§ **Task to complete**
Copy every line from the data below in which the string "content" can be found.

Interface dataset entries:
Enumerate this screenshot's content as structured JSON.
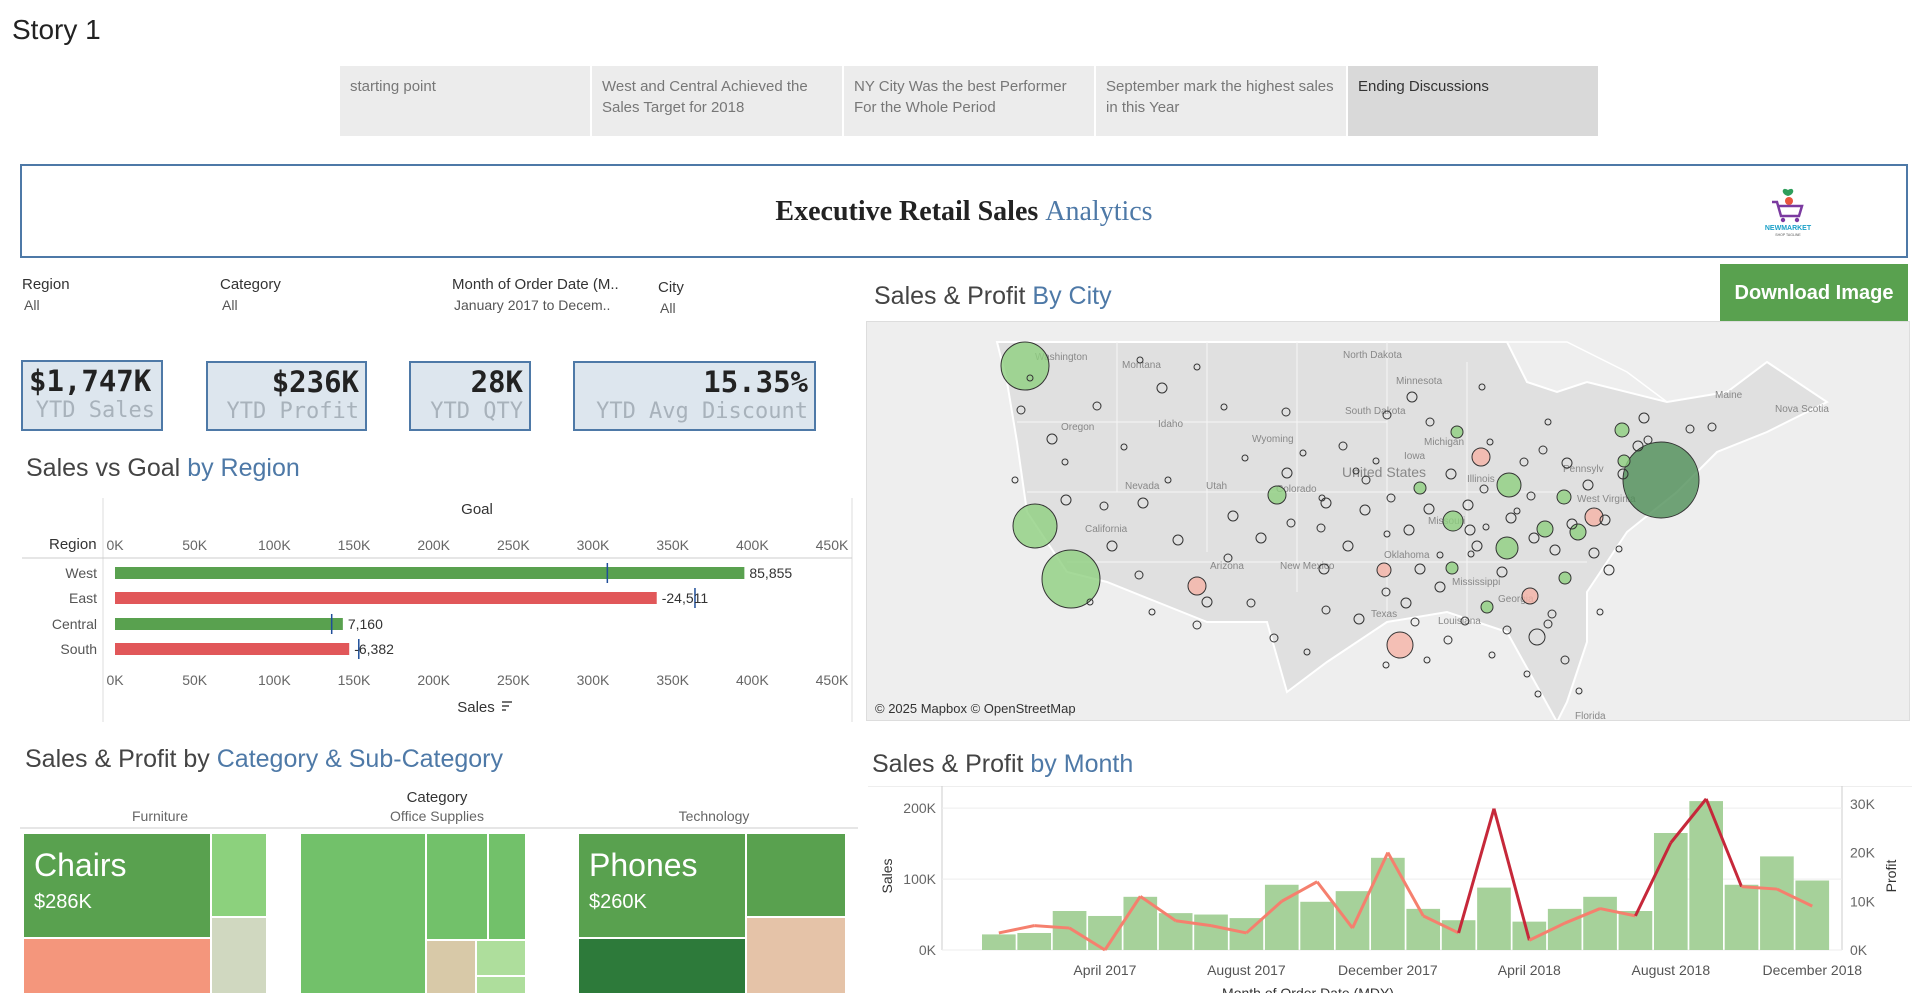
{
  "story": {
    "title": "Story 1"
  },
  "tabs": [
    {
      "label": "starting point",
      "active": false
    },
    {
      "label": "West and Central Achieved the Sales Target for 2018",
      "active": false
    },
    {
      "label": "NY City Was the best Performer For the Whole Period",
      "active": false
    },
    {
      "label": "September mark the highest sales in this Year",
      "active": false
    },
    {
      "label": "Ending Discussions",
      "active": true
    }
  ],
  "header": {
    "title_main": "Executive  Retail Sales ",
    "title_accent": "Analytics",
    "logo_text": "NEWMARKET",
    "logo_tagline": "SHOP TAGLINE"
  },
  "filters": [
    {
      "label": "Region",
      "value": "All"
    },
    {
      "label": "Category",
      "value": "All"
    },
    {
      "label": "Month of Order Date (M..",
      "value": "January 2017 to Decem.."
    },
    {
      "label": "City",
      "value": "All"
    }
  ],
  "kpis": [
    {
      "value": "$1,747K",
      "caption": "YTD Sales"
    },
    {
      "value": "$236K",
      "caption": "YTD Profit"
    },
    {
      "value": "28K",
      "caption": "YTD QTY"
    },
    {
      "value": "15.35%",
      "caption": "YTD Avg Discount"
    }
  ],
  "sections": {
    "region_title": "Sales vs Goal ",
    "region_accent": "by Region",
    "city_title": "Sales & Profit ",
    "city_accent": "By City",
    "category_title": "Sales & Profit by ",
    "category_accent": "Category & Sub-Category",
    "month_title": "Sales & Profit ",
    "month_accent": "by Month"
  },
  "download": {
    "label": "Download Image"
  },
  "map": {
    "credit": "© 2025 Mapbox © OpenStreetMap",
    "labels": [
      "Washington",
      "Montana",
      "North Dakota",
      "Minnesota",
      "Oregon",
      "Idaho",
      "South Dakota",
      "Wyoming",
      "Michigan",
      "Iowa",
      "Nevada",
      "Utah",
      "Colorado",
      "United States",
      "Illinois",
      "Pennsylv",
      "Maine",
      "Nova Scotia",
      "West Virginia",
      "California",
      "Missouri",
      "Oklahoma",
      "Arizona",
      "New Mexico",
      "Mississippi",
      "Georgia",
      "Texas",
      "Louisiana",
      "Florida"
    ]
  },
  "colors": {
    "positive": "#59a14f",
    "negative": "#e15759",
    "accent": "#4e79a7",
    "goal_marker": "#1f4e99",
    "profit_line": "#e15759",
    "sales_bar": "#a6d19a"
  },
  "region_chart": {
    "type": "bar",
    "title": "Goal",
    "row_header": "Region",
    "xlabel": "Sales",
    "ticks": [
      "0K",
      "50K",
      "100K",
      "150K",
      "200K",
      "250K",
      "300K",
      "350K",
      "400K",
      "450K"
    ],
    "xlim": [
      0,
      450000
    ],
    "categories": [
      "West",
      "East",
      "Central",
      "South"
    ],
    "values": [
      395000,
      340000,
      143000,
      147000
    ],
    "goals": [
      309000,
      364000,
      136000,
      153000
    ],
    "labels": [
      "85,855",
      "-24,511",
      "7,160",
      "-6,382"
    ],
    "status": [
      "positive",
      "negative",
      "positive",
      "negative"
    ]
  },
  "category_chart": {
    "header": "Category",
    "columns": [
      {
        "name": "Furniture",
        "top_label": "Chairs",
        "top_value": "$286K"
      },
      {
        "name": "Office Supplies",
        "top_label": "",
        "top_value": ""
      },
      {
        "name": "Technology",
        "top_label": "Phones",
        "top_value": "$260K"
      }
    ]
  },
  "chart_data": {
    "type": "bar",
    "x": [
      "Jan 2017",
      "Feb 2017",
      "Mar 2017",
      "Apr 2017",
      "May 2017",
      "Jun 2017",
      "Jul 2017",
      "Aug 2017",
      "Sep 2017",
      "Oct 2017",
      "Nov 2017",
      "Dec 2017",
      "Jan 2018",
      "Feb 2018",
      "Mar 2018",
      "Apr 2018",
      "May 2018",
      "Jun 2018",
      "Jul 2018",
      "Aug 2018",
      "Sep 2018",
      "Oct 2018",
      "Nov 2018",
      "Dec 2018"
    ],
    "x_tick_labels": [
      "April 2017",
      "August 2017",
      "December 2017",
      "April 2018",
      "August 2018",
      "December 2018"
    ],
    "xlabel": "Month of Order Date (MDY)",
    "ylabel": "Sales",
    "y2label": "Profit",
    "ylim": [
      0,
      220000
    ],
    "y2lim": [
      0,
      32000
    ],
    "y_ticks": [
      "0K",
      "100K",
      "200K"
    ],
    "y2_ticks": [
      "0K",
      "10K",
      "20K",
      "30K"
    ],
    "series": [
      {
        "name": "Sales",
        "type": "bar",
        "values": [
          22000,
          24000,
          55000,
          48000,
          75000,
          52000,
          50000,
          45000,
          92000,
          68000,
          83000,
          130000,
          58000,
          42000,
          88000,
          40000,
          58000,
          75000,
          55000,
          165000,
          210000,
          92000,
          132000,
          98000
        ]
      },
      {
        "name": "Profit",
        "type": "line",
        "axis": "y2",
        "values": [
          3500,
          5000,
          4500,
          0,
          11000,
          6000,
          5000,
          3500,
          10000,
          14000,
          4500,
          20000,
          7000,
          3500,
          29000,
          2000,
          5500,
          8500,
          7000,
          22000,
          31000,
          13000,
          12500,
          9000
        ]
      }
    ]
  }
}
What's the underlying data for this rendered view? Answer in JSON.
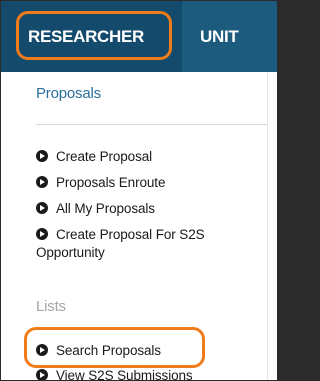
{
  "topnav": {
    "tabs": [
      {
        "label": "RESEARCHER",
        "active": true
      },
      {
        "label": "UNIT",
        "active": false
      }
    ]
  },
  "menu": {
    "sections": [
      {
        "title": "Proposals",
        "items": [
          {
            "label": "Create Proposal",
            "icon": "circle-chevron-right-icon"
          },
          {
            "label": "Proposals Enroute",
            "icon": "circle-chevron-right-icon"
          },
          {
            "label": "All My Proposals",
            "icon": "circle-chevron-right-icon"
          },
          {
            "label": "Create Proposal For S2S Opportunity",
            "icon": "circle-chevron-right-icon"
          }
        ]
      },
      {
        "title": "Lists",
        "items": [
          {
            "label": "Search Proposals",
            "icon": "circle-chevron-right-icon",
            "highlighted": true
          },
          {
            "label": "View S2S Submissions",
            "icon": "circle-chevron-right-icon"
          }
        ]
      }
    ]
  },
  "colors": {
    "nav_background": "#1c5a7e",
    "active_tab_background": "#144a6b",
    "highlight_outline": "#f07c1b",
    "section_title": "#2a6f9a",
    "section_title_muted": "#a7a7a7"
  }
}
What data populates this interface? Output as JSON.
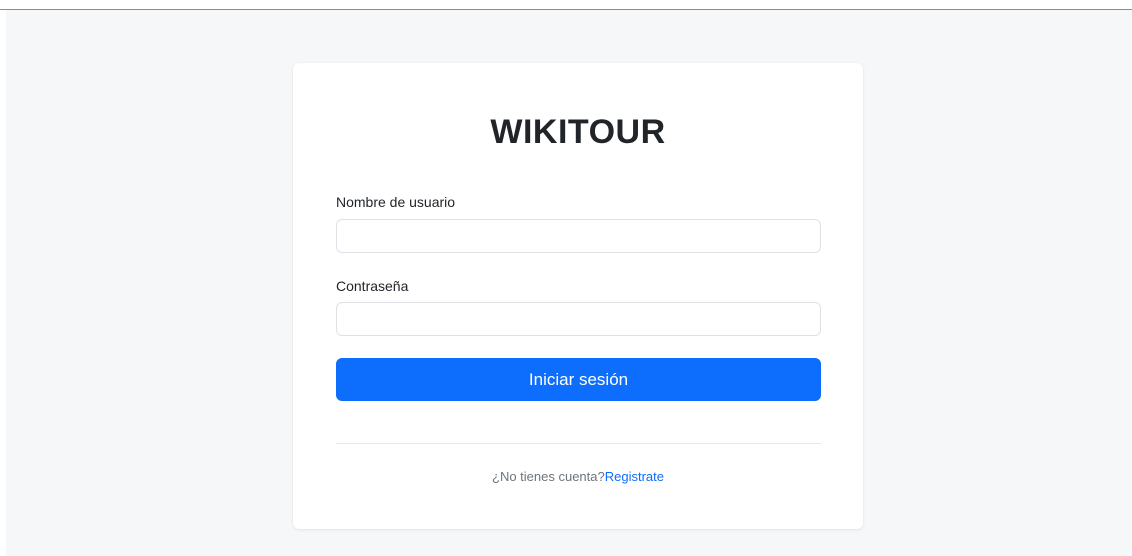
{
  "login": {
    "title": "WIKITOUR",
    "username_label": "Nombre de usuario",
    "username_value": "",
    "password_label": "Contraseña",
    "password_value": "",
    "submit_label": "Iniciar sesión",
    "no_account_text": "¿No tienes cuenta?",
    "register_link": "Registrate"
  },
  "colors": {
    "primary": "#0d6efd",
    "page_background": "#f6f7f9",
    "card_background": "#ffffff",
    "text": "#212529",
    "muted_text": "#6c757d"
  }
}
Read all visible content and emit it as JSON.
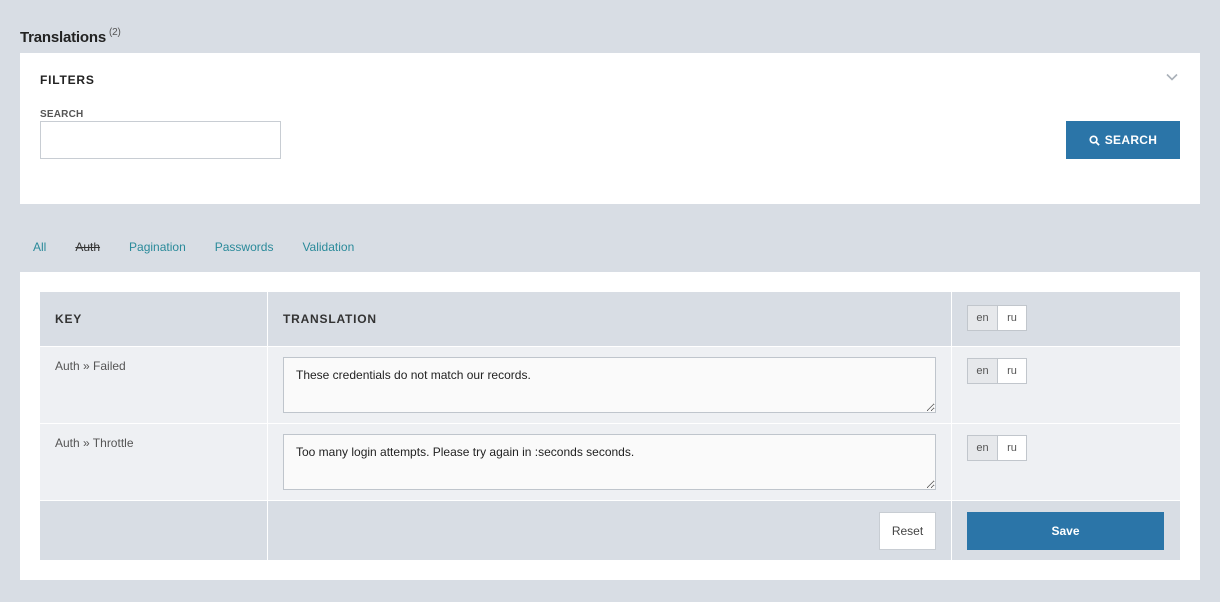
{
  "page": {
    "title": "Translations",
    "count": "(2)"
  },
  "filters": {
    "title": "FILTERS",
    "search_label": "SEARCH",
    "search_value": "",
    "search_button": "SEARCH",
    "collapse_icon": "chevron-down-icon",
    "search_icon": "magnifier-icon"
  },
  "tabs": [
    {
      "label": "All",
      "active": false
    },
    {
      "label": "Auth",
      "active": true
    },
    {
      "label": "Pagination",
      "active": false
    },
    {
      "label": "Passwords",
      "active": false
    },
    {
      "label": "Validation",
      "active": false
    }
  ],
  "table": {
    "headers": {
      "key": "KEY",
      "translation": "TRANSLATION"
    },
    "languages": [
      "en",
      "ru"
    ],
    "selected_language": "en",
    "rows": [
      {
        "key": "Auth » Failed",
        "translation": "These credentials do not match our records."
      },
      {
        "key": "Auth » Throttle",
        "translation": "Too many login attempts. Please try again in :seconds seconds."
      }
    ],
    "reset_label": "Reset",
    "save_label": "Save"
  },
  "colors": {
    "background": "#d8dde4",
    "primary_button": "#2b75a8",
    "tab_link": "#2a8a9a"
  }
}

§ **Output of the task**
Enumerate this screenshot's content as structured JSON.
Read all visible content and emit it as JSON.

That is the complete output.